### Task details
Output must match the records, character for character.

Records excerpted from a collection:
.....
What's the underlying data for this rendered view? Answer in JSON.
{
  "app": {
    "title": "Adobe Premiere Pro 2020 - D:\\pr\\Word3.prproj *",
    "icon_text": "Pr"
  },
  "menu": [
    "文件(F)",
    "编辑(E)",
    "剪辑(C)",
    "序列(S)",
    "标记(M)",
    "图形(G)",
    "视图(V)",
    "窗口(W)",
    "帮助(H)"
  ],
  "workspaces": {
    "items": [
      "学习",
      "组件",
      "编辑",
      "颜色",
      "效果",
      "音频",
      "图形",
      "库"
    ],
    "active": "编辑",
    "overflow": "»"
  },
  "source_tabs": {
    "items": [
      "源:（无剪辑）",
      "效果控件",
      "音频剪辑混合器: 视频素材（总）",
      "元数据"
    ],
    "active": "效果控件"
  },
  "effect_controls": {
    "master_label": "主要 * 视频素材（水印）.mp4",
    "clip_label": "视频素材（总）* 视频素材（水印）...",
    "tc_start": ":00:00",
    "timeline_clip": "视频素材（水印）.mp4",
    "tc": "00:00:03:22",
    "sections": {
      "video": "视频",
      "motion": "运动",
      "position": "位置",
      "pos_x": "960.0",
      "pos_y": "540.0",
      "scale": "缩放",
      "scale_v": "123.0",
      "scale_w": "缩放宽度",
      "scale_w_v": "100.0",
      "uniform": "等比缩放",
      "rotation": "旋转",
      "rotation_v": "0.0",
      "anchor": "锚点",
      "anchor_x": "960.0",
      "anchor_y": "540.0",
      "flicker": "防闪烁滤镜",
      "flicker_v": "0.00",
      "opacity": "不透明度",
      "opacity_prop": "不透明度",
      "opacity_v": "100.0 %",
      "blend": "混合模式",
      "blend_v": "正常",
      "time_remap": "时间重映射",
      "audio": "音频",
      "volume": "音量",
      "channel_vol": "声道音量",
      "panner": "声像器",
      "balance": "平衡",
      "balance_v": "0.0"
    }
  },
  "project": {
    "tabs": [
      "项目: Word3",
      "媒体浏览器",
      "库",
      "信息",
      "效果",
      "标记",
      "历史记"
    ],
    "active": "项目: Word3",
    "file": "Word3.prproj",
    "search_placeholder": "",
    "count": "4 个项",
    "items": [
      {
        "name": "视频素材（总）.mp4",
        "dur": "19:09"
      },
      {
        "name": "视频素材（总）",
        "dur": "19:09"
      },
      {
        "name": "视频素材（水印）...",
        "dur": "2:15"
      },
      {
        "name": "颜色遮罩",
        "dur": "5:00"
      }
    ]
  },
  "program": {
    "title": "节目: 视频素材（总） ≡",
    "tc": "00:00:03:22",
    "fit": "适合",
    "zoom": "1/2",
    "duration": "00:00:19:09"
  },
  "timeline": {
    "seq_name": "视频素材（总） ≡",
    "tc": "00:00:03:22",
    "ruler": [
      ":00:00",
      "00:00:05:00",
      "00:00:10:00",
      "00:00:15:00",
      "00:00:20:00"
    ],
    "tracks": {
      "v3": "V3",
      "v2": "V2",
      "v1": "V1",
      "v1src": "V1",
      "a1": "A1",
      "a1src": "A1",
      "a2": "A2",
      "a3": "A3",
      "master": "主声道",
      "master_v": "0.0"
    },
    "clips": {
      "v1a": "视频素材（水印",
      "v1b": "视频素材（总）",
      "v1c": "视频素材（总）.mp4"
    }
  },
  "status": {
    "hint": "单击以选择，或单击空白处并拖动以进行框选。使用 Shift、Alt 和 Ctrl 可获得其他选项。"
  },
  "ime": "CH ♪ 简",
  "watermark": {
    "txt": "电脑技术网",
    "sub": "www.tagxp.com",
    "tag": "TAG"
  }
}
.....
### Result for this task
What's the underlying data for this rendered view? Answer in JSON.
{
  "app": {
    "title": "Adobe Premiere Pro 2020 - D:\\pr\\Word3.prproj *",
    "icon_text": "Pr"
  },
  "menu": [
    "文件(F)",
    "编辑(E)",
    "剪辑(C)",
    "序列(S)",
    "标记(M)",
    "图形(G)",
    "视图(V)",
    "窗口(W)",
    "帮助(H)"
  ],
  "workspaces": {
    "items": [
      "学习",
      "组件",
      "编辑",
      "颜色",
      "效果",
      "音频",
      "图形",
      "库"
    ],
    "active": "编辑",
    "overflow": "»"
  },
  "source_tabs": {
    "items": [
      "源:（无剪辑）",
      "效果控件",
      "音频剪辑混合器: 视频素材（总）",
      "元数据"
    ],
    "active": "效果控件"
  },
  "effect_controls": {
    "master_label": "主要 * 视频素材（水印）.mp4",
    "clip_label": "视频素材（总）* 视频素材（水印）...",
    "tc_start": ":00:00",
    "timeline_clip": "视频素材（水印）.mp4",
    "tc": "00:00:03:22",
    "sections": {
      "video": "视频",
      "motion": "运动",
      "position": "位置",
      "pos_x": "960.0",
      "pos_y": "540.0",
      "scale": "缩放",
      "scale_v": "123.0",
      "scale_w": "缩放宽度",
      "scale_w_v": "100.0",
      "uniform": "等比缩放",
      "rotation": "旋转",
      "rotation_v": "0.0",
      "anchor": "锚点",
      "anchor_x": "960.0",
      "anchor_y": "540.0",
      "flicker": "防闪烁滤镜",
      "flicker_v": "0.00",
      "opacity": "不透明度",
      "opacity_prop": "不透明度",
      "opacity_v": "100.0 %",
      "blend": "混合模式",
      "blend_v": "正常",
      "time_remap": "时间重映射",
      "audio": "音频",
      "volume": "音量",
      "channel_vol": "声道音量",
      "panner": "声像器",
      "balance": "平衡",
      "balance_v": "0.0"
    }
  },
  "project": {
    "tabs": [
      "项目: Word3",
      "媒体浏览器",
      "库",
      "信息",
      "效果",
      "标记",
      "历史记"
    ],
    "active": "项目: Word3",
    "file": "Word3.prproj",
    "search_placeholder": "",
    "count": "4 个项",
    "items": [
      {
        "name": "视频素材（总）.mp4",
        "dur": "19:09"
      },
      {
        "name": "视频素材（总）",
        "dur": "19:09"
      },
      {
        "name": "视频素材（水印）...",
        "dur": "2:15"
      },
      {
        "name": "颜色遮罩",
        "dur": "5:00"
      }
    ]
  },
  "program": {
    "title": "节目: 视频素材（总） ≡",
    "tc": "00:00:03:22",
    "fit": "适合",
    "zoom": "1/2",
    "duration": "00:00:19:09"
  },
  "timeline": {
    "seq_name": "视频素材（总） ≡",
    "tc": "00:00:03:22",
    "ruler": [
      ":00:00",
      "00:00:05:00",
      "00:00:10:00",
      "00:00:15:00",
      "00:00:20:00"
    ],
    "tracks": {
      "v3": "V3",
      "v2": "V2",
      "v1": "V1",
      "v1src": "V1",
      "a1": "A1",
      "a1src": "A1",
      "a2": "A2",
      "a3": "A3",
      "master": "主声道",
      "master_v": "0.0"
    },
    "clips": {
      "v1a": "视频素材（水印",
      "v1b": "视频素材（总）",
      "v1c": "视频素材（总）.mp4"
    }
  },
  "status": {
    "hint": "单击以选择，或单击空白处并拖动以进行框选。使用 Shift、Alt 和 Ctrl 可获得其他选项。"
  },
  "ime": "CH ♪ 简",
  "watermark": {
    "txt": "电脑技术网",
    "sub": "www.tagxp.com",
    "tag": "TAG"
  }
}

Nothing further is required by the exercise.